"Evidence-gathering technology for drugs is not as advanced in terms of ease of use and noninvasiveness as it is for alcohol. Until recently, no simple test police officers could administer to obtain an indication of drug use similar to the preliminary breath test for alcohol has been available. Rather, samples of urine or blood typically must be sent away for laboratory analysis to determine the presence of drugs and their quantification. Screening tests using urine, which can be used by officers in the police station, have been field tested by NHTSA. The technology is also developing for using saliva, sweat, and hair samples to detect drug use (Hersch, Crouch, & Cook, 2000).
"As said earlier, NHTSA has funded the Drug Evaluation and Classification (DEC) program, which equips specially trained officers, known as Drug Recognition Experts (DREs), to observe and record behavioral evidence of drug use to assess potential drug impairment among persons suspected of drug-impaired driving, and guide chemical testing and expert testimony for DUID trials.

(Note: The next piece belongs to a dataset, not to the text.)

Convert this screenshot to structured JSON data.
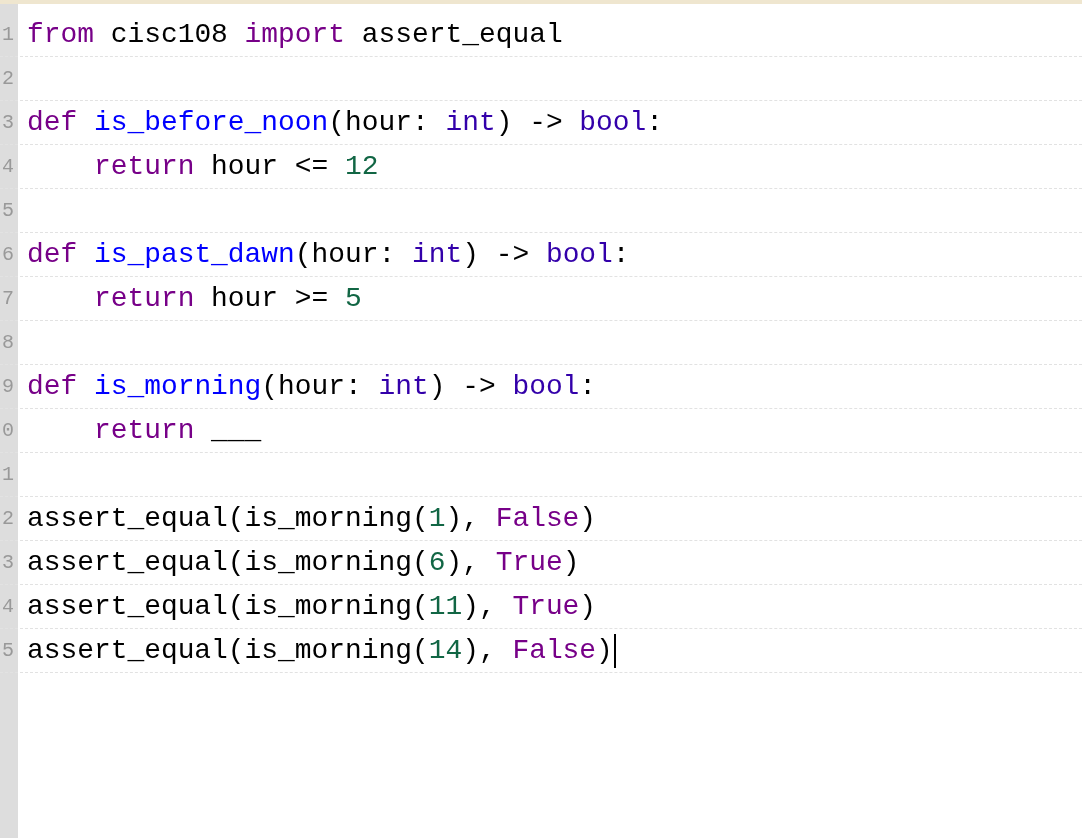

Currently, more than 40 States have officially adopted DEC programs to train DRE personnel."
Lacey, John, Brainard, Katharine, and Snitow, Samantha. (2010). Drug Per Se Laws: A Review of Their Use in States. (DOT HS 811 317). Washington, DC: National Highway Traffic Safety Administration, pp. 5-6.